It’s not as strong as it used to be, Tooru realizes, as Yahaba dives for the save, managing to set up a slightly wonky spike for Kyoutani to send back over the net.

Matsukawa digs it up before it can hit the court, sending it right to Tooru, who forms a triangle with his index fingers and thumbs as he squats right below the ball, tossing right to the high point of Hajime’s pre-emptive jump.

Hajime spikes it down hard along the sideline for a point, and Matsukawa whoops excitedly and Kyoutani agitatedly cracks his knuckles.

Hajime grins at him, grinning from a solid point like he doesn’t play for more high stakes every week on a national stage, and he turns to Tooru, holding up both hands for high fives. "Nice toss," he says, as Tooru's palms slap his. Tooru goes to drop his hands, but Hajime laces their fingers together instead.

Tooru's heart races, from adrenaline and affection and the feel of Hajime's hands linked with his own. "Nice spike, too," Tooru replies. "You ever think about going pro?"

"I've considered it a time or two," Hajime says, with a laugh.

"You're almost as good as I am," Tooru says. "It's worth thinking about."

"Almost?" Shaking his hair out of his face, Hajime shuffles a bit closer, until the toes of his sneakers bump Tooru’s. "I guess I'll keep in in mind, then."

"Man like you could medal in the Olympics some day."

"Hey!" Tooru looks over to the other side of the net, where Hanamaki is impatiently spinning a volleyball. He looks amused though, and happy. "You gonna just hold hands all day, or are we going to get this show on the road?"

"In that much of a hurry to get your ass handed to you, Makki-chan?"

Hanamaki raises his eyebrows. "You're awfully confident for a man who hasn't played a match in fifteen years. Though you do have Iwaizumi."

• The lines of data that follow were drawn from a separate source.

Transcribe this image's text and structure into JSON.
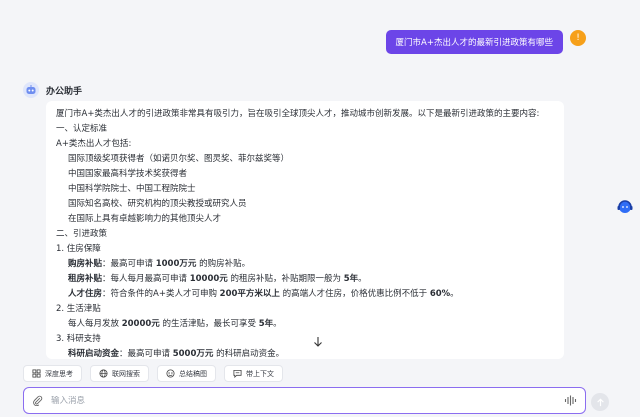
{
  "user_message": "厦门市A+杰出人才的最新引进政策有哪些",
  "user_avatar_glyph": "!",
  "bot": {
    "name": "办公助手"
  },
  "answer": {
    "intro": "厦门市A+类杰出人才的引进政策非常具有吸引力，旨在吸引全球顶尖人才，推动城市创新发展。以下是最新引进政策的主要内容:",
    "section1": "一、认定标准",
    "include_label": "A+类杰出人才包括:",
    "criteria": [
      "国际顶级奖项获得者（如诺贝尔奖、图灵奖、菲尔兹奖等）",
      "中国国家最高科学技术奖获得者",
      "中国科学院院士、中国工程院院士",
      "国际知名高校、研究机构的顶尖教授或研究人员",
      "在国际上具有卓越影响力的其他顶尖人才"
    ],
    "section2": "二、引进政策",
    "housing": {
      "title": "1. 住房保障",
      "items": [
        {
          "label": "购房补贴",
          "pre": "：最高可申请 ",
          "bold": "1000万元",
          "post": " 的购房补贴。",
          "pre2": "",
          "bold2": "",
          "post2": ""
        },
        {
          "label": "租房补贴",
          "pre": "：每人每月最高可申请 ",
          "bold": "10000元",
          "post": " 的租房补贴，补贴期限一般为 ",
          "pre2": "",
          "bold2": "5年",
          "post2": "。"
        },
        {
          "label": "人才住房",
          "pre": "：符合条件的A+类人才可申购 ",
          "bold": "200平方米以上",
          "post": " 的高端人才住房，价格优惠比例不低于 ",
          "pre2": "",
          "bold2": "60%",
          "post2": "。"
        }
      ]
    },
    "living": {
      "title": "2. 生活津贴",
      "pre": "每人每月发放 ",
      "bold": "20000元",
      "mid": " 的生活津贴，最长可享受 ",
      "bold2": "5年",
      "post": "。"
    },
    "research": {
      "title": "3. 科研支持",
      "label": "科研启动资金",
      "pre": "：最高可申请 ",
      "bold": "5000万元",
      "post": " 的科研启动资金。"
    }
  },
  "tools": [
    {
      "icon": "deep-think-icon",
      "label": "深度思考"
    },
    {
      "icon": "globe-icon",
      "label": "联网搜索"
    },
    {
      "icon": "summary-icon",
      "label": "总结稿图"
    },
    {
      "icon": "context-icon",
      "label": "带上下文"
    }
  ],
  "input": {
    "placeholder": "输入消息"
  },
  "colors": {
    "accent": "#6c45e8",
    "avatar_orange": "#f6a01a",
    "input_border": "#8b6df0"
  }
}
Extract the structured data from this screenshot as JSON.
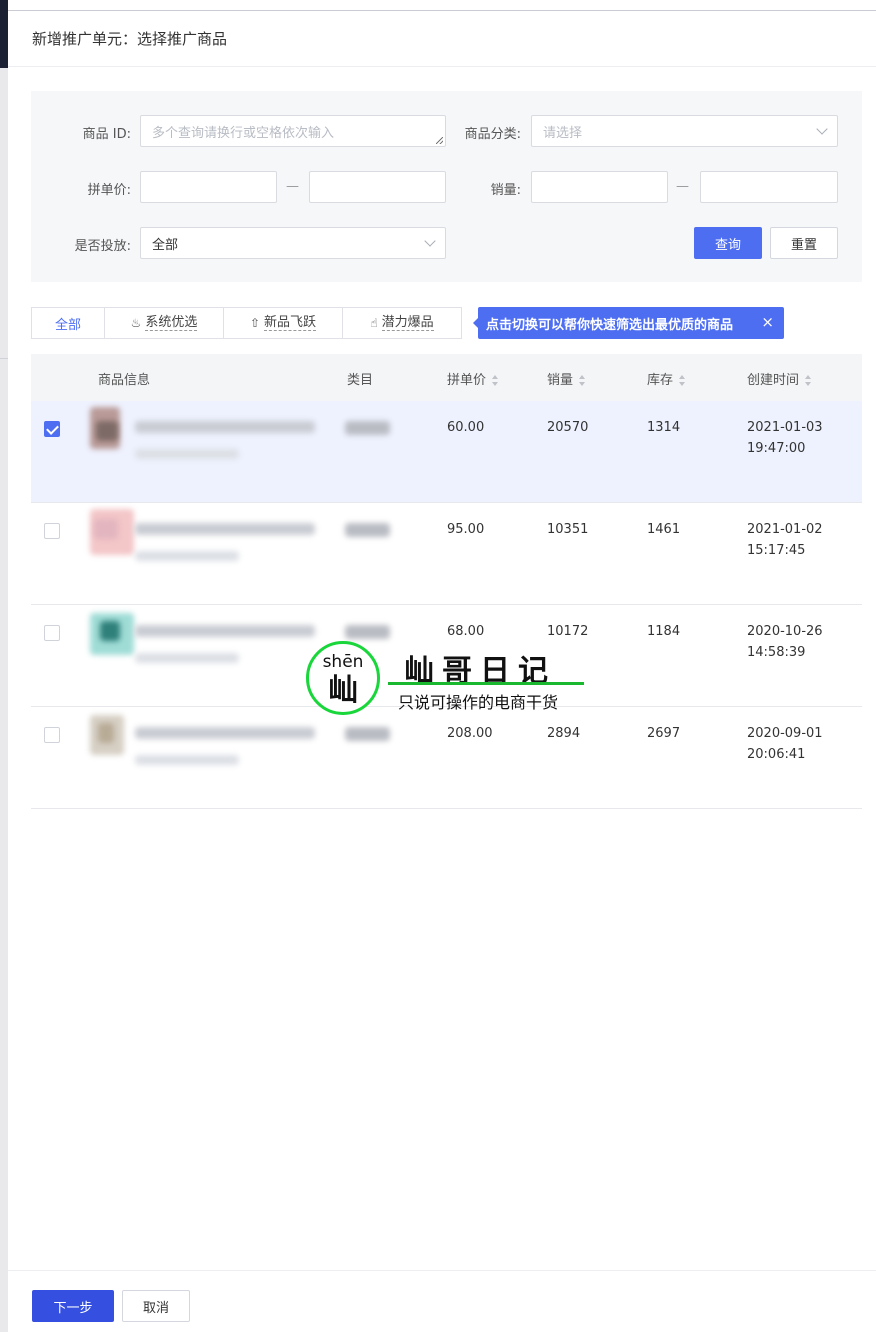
{
  "header": {
    "title": "新增推广单元：选择推广商品"
  },
  "filters": {
    "product_id": {
      "label": "商品 ID:",
      "placeholder": "多个查询请换行或空格依次输入"
    },
    "category": {
      "label": "商品分类:",
      "placeholder": "请选择"
    },
    "price": {
      "label": "拼单价:",
      "separator": "—"
    },
    "sales": {
      "label": "销量:",
      "separator": "—"
    },
    "delivery": {
      "label": "是否投放:",
      "value": "全部"
    },
    "query_label": "查询",
    "reset_label": "重置"
  },
  "tabs": [
    {
      "label": "全部",
      "icon": ""
    },
    {
      "label": "系统优选",
      "icon": "flame-icon"
    },
    {
      "label": "新品飞跃",
      "icon": "rocket-icon"
    },
    {
      "label": "潜力爆品",
      "icon": "thumbs-up-icon"
    }
  ],
  "tooltip": {
    "text": "点击切换可以帮你快速筛选出最优质的商品",
    "close": "×"
  },
  "table": {
    "columns": [
      "商品信息",
      "类目",
      "拼单价",
      "销量",
      "库存",
      "创建时间"
    ],
    "rows": [
      {
        "checked": true,
        "price": "60.00",
        "sales": "20570",
        "stock": "1314",
        "date": "2021-01-03",
        "time": "19:47:00"
      },
      {
        "checked": false,
        "price": "95.00",
        "sales": "10351",
        "stock": "1461",
        "date": "2021-01-02",
        "time": "15:17:45"
      },
      {
        "checked": false,
        "price": "68.00",
        "sales": "10172",
        "stock": "1184",
        "date": "2020-10-26",
        "time": "14:58:39"
      },
      {
        "checked": false,
        "price": "208.00",
        "sales": "2894",
        "stock": "2697",
        "date": "2020-09-01",
        "time": "20:06:41"
      }
    ]
  },
  "footer": {
    "next_label": "下一步",
    "cancel_label": "取消"
  },
  "watermark": {
    "pinyin": "shēn",
    "char": "屾",
    "title": "屾哥日记",
    "subtitle": "只说可操作的电商干货"
  },
  "colors": {
    "primary": "#4e6ef2",
    "selected_row": "#eef2fe",
    "watermark_green": "#19d63a"
  }
}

"I might be a bit rusty," Tooru says loftily, "but it'll be more than enough to beat you, Yahaba-chan, and Mad-Dog-chan. You mustn't forget I was your captain and setter-- I still know all of your weaknesses."

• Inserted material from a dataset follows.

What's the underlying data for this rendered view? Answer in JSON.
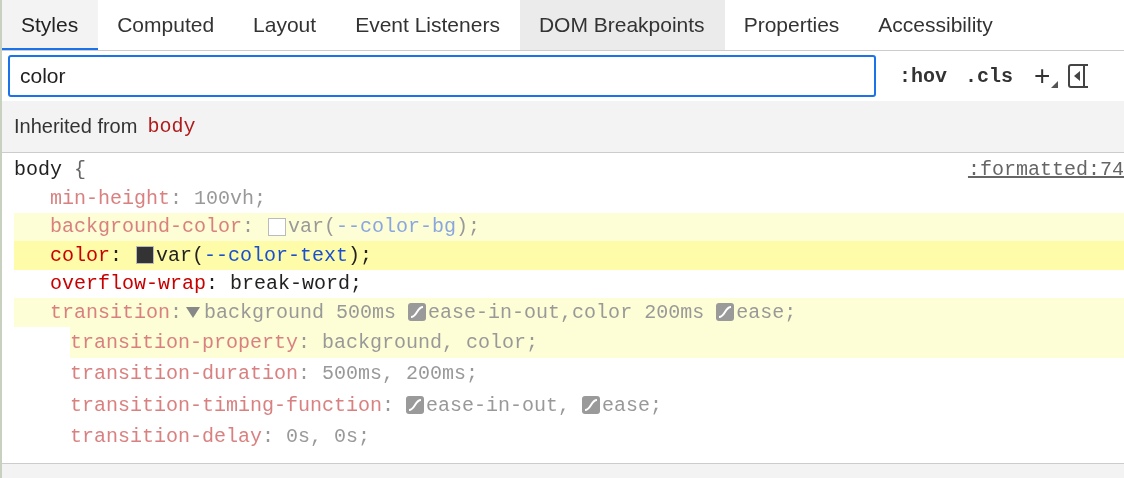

"Your personality is so bad," Hajime says, untangling their fingers and holding out his hands for Kyoutani to pass him the ball under the net.

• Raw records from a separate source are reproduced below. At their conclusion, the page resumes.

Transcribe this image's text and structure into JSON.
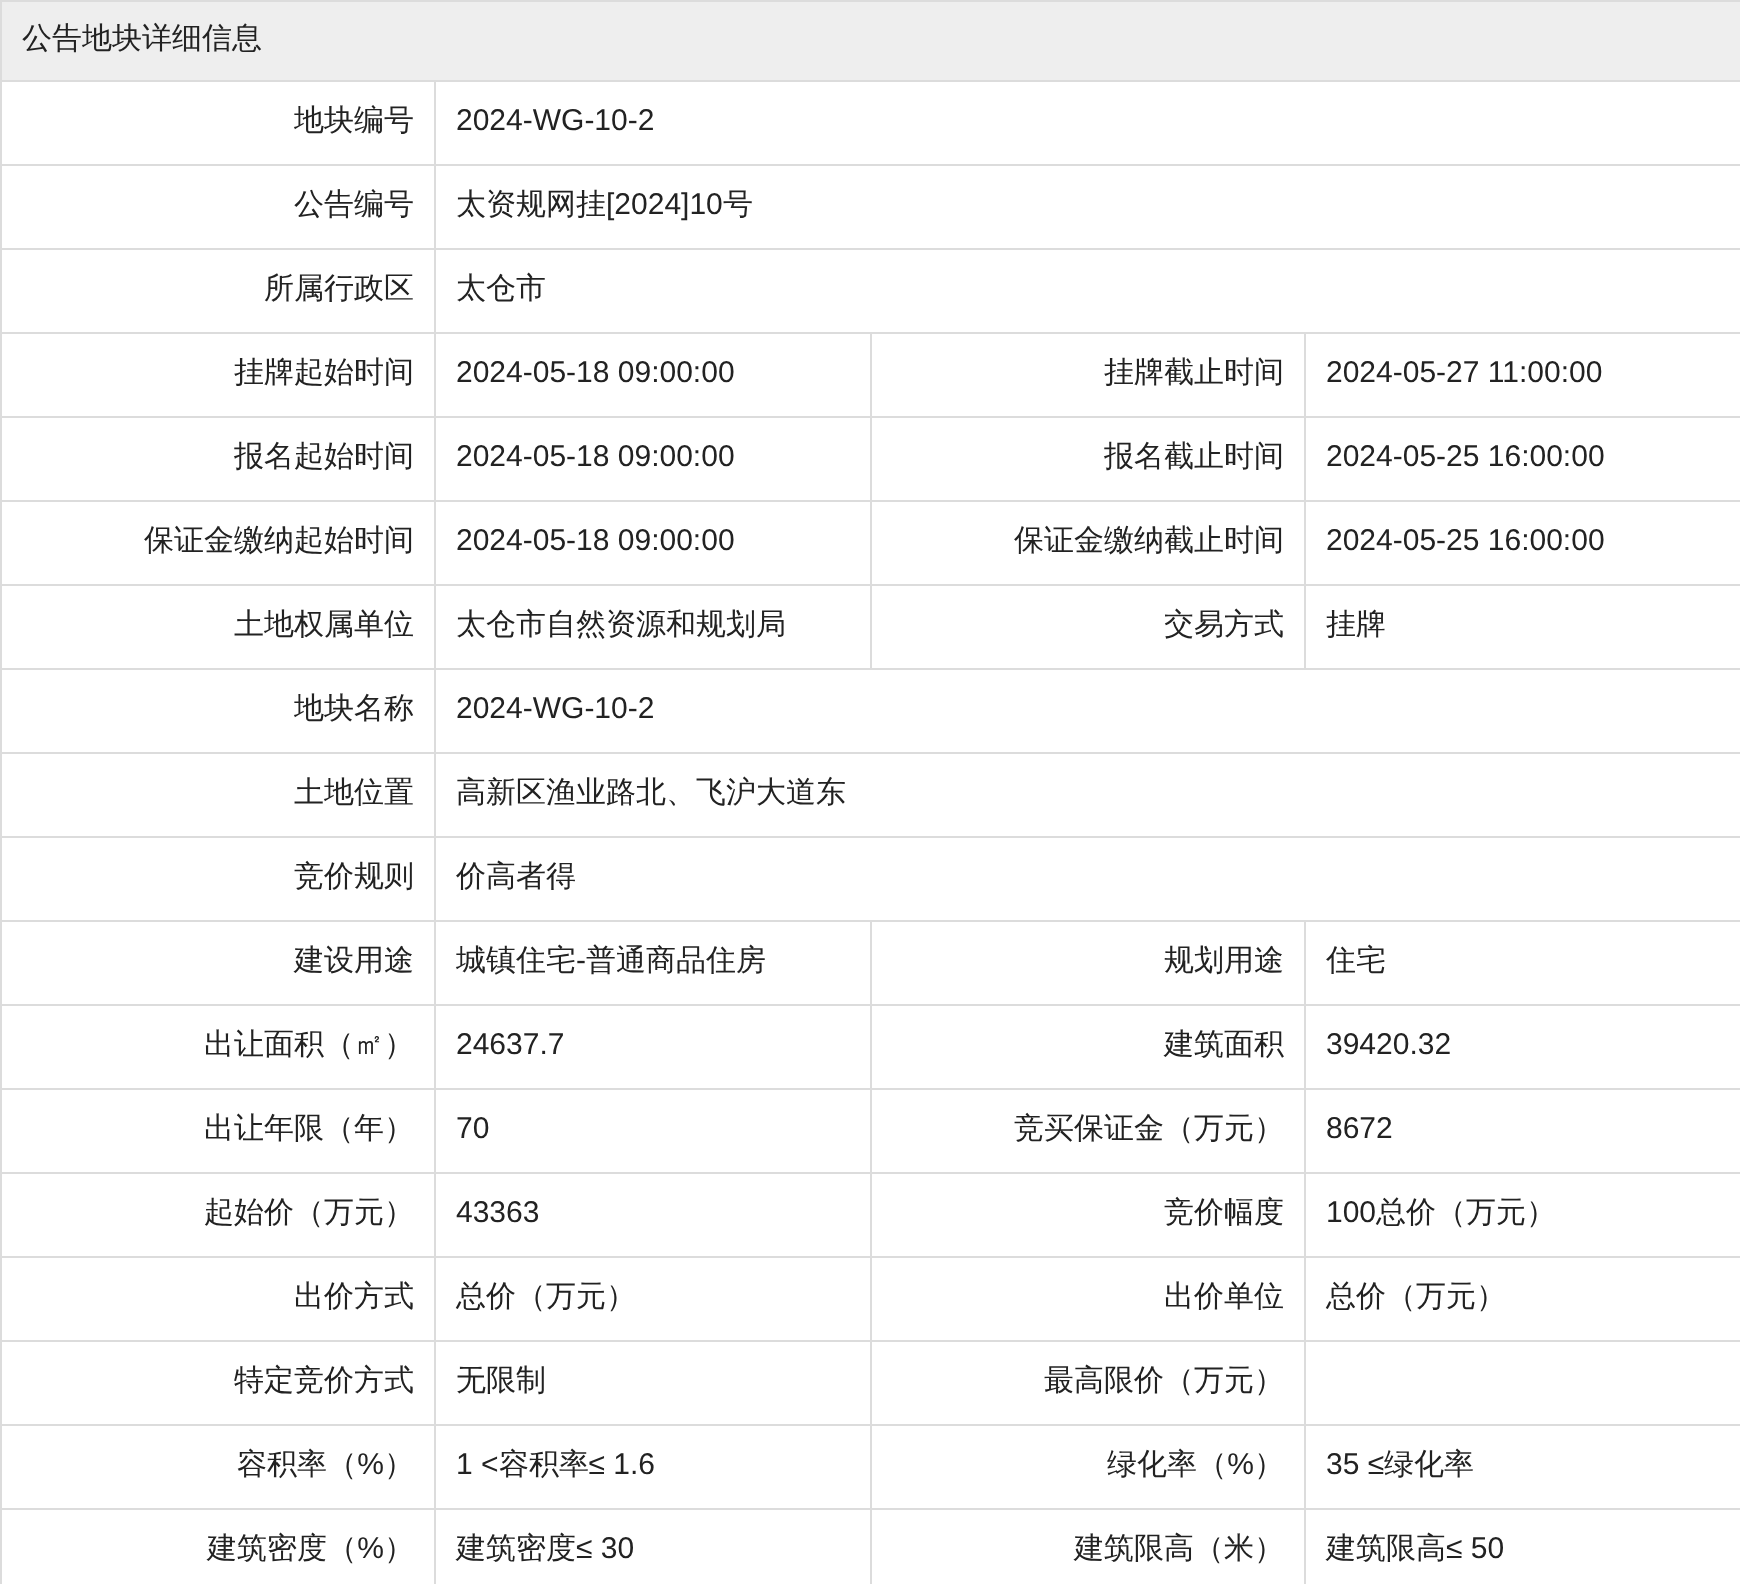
{
  "title": "公告地块详细信息",
  "rows": [
    [
      {
        "label": "地块编号",
        "value": "2024-WG-10-2"
      }
    ],
    [
      {
        "label": "公告编号",
        "value": "太资规网挂[2024]10号"
      }
    ],
    [
      {
        "label": "所属行政区",
        "value": "太仓市"
      }
    ],
    [
      {
        "label": "挂牌起始时间",
        "value": "2024-05-18 09:00:00"
      },
      {
        "label": "挂牌截止时间",
        "value": "2024-05-27 11:00:00"
      }
    ],
    [
      {
        "label": "报名起始时间",
        "value": "2024-05-18 09:00:00"
      },
      {
        "label": "报名截止时间",
        "value": "2024-05-25 16:00:00"
      }
    ],
    [
      {
        "label": "保证金缴纳起始时间",
        "value": "2024-05-18 09:00:00"
      },
      {
        "label": "保证金缴纳截止时间",
        "value": "2024-05-25 16:00:00"
      }
    ],
    [
      {
        "label": "土地权属单位",
        "value": "太仓市自然资源和规划局"
      },
      {
        "label": "交易方式",
        "value": "挂牌"
      }
    ],
    [
      {
        "label": "地块名称",
        "value": "2024-WG-10-2"
      }
    ],
    [
      {
        "label": "土地位置",
        "value": "高新区渔业路北、飞沪大道东"
      }
    ],
    [
      {
        "label": "竞价规则",
        "value": "价高者得"
      }
    ],
    [
      {
        "label": "建设用途",
        "value": "城镇住宅-普通商品住房"
      },
      {
        "label": "规划用途",
        "value": "住宅"
      }
    ],
    [
      {
        "label": "出让面积（㎡）",
        "value": "24637.7"
      },
      {
        "label": "建筑面积",
        "value": "39420.32"
      }
    ],
    [
      {
        "label": "出让年限（年）",
        "value": "70"
      },
      {
        "label": "竞买保证金（万元）",
        "value": "8672"
      }
    ],
    [
      {
        "label": "起始价（万元）",
        "value": "43363"
      },
      {
        "label": "竞价幅度",
        "value": "100总价（万元）"
      }
    ],
    [
      {
        "label": "出价方式",
        "value": "总价（万元）"
      },
      {
        "label": "出价单位",
        "value": "总价（万元）"
      }
    ],
    [
      {
        "label": "特定竞价方式",
        "value": "无限制"
      },
      {
        "label": "最高限价（万元）"
      }
    ],
    [
      {
        "label": "容积率（%）",
        "value": "1 <容积率≤ 1.6"
      },
      {
        "label": "绿化率（%）",
        "value": "35 ≤绿化率"
      }
    ],
    [
      {
        "label": "建筑密度（%）",
        "value": "建筑密度≤ 30"
      },
      {
        "label": "建筑限高（米）",
        "value": "建筑限高≤ 50"
      }
    ]
  ]
}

Tooru chuckles, fluttering his eyelashes when Hajime looks back at him. "I’m your favorite," he says, and wiggles his fingers to ask for the ball. He catches it easily, and rolls it in his hands, feeling the seams. "You’re not fooling anyone, Iwa-chan~ You adore me! I am the sugar to your Papilio machaon, the flame to your moth—"

"The pain in my ass…"

"Only if you ask really nicely," Tooru replies, letting Hajime sputter in embarrassment as Matsukawa groans in misery, and then he sends the ball up above him, and prepares to serve again.

Later, Tooru knows, they’ll go to his sister’s house for dinner, and his sister will tease them both, acceptance written in every gesture as Tooru holds Hajime’s hand under the table. Later than that, they’ll go back to Tooru’s apartment and put a few more things into boxes in preparation for his next move, and then smush together on the sofa despite the sticky heat and watch reruns of The X-files on television until Hajime falls asleep, turning from handsome boyfriend to slumbering pumpkin at midnight. Even later, Tooru will rest his ear on Hajime’s chest, and listen to his heartbeat as he lies awake, thinking that even if in the vastness of the universe, Tooru and Hajime are nothing but ants, Tooru’s world is much smaller than that, and Hajime has always been the center of it.

It’s not that Tooru isn’t still scared. It’s not that he doesn’t hesitate. He can’t stop doing those things just because he’s chosen this, just because he doesn’t regret it, because he, like a butterfly, remembers every sign of danger he learned as a caterpillar, and life isn’t something anyone can ever really start over from scratch.

As his palm hits the ball with a satisfying smack, sending it spiraling through the air with perfect precision just the way he used to in high school, lactic acid burning in his calves and the court spread out below him like a kingdom waiting for him to conquer it, Tooru thinks that also, maybe, like a butterfly, he has emerged from the cocoon of the past ten years with a strong and beautiful pair of wings.

⚘ ⚘ ⚘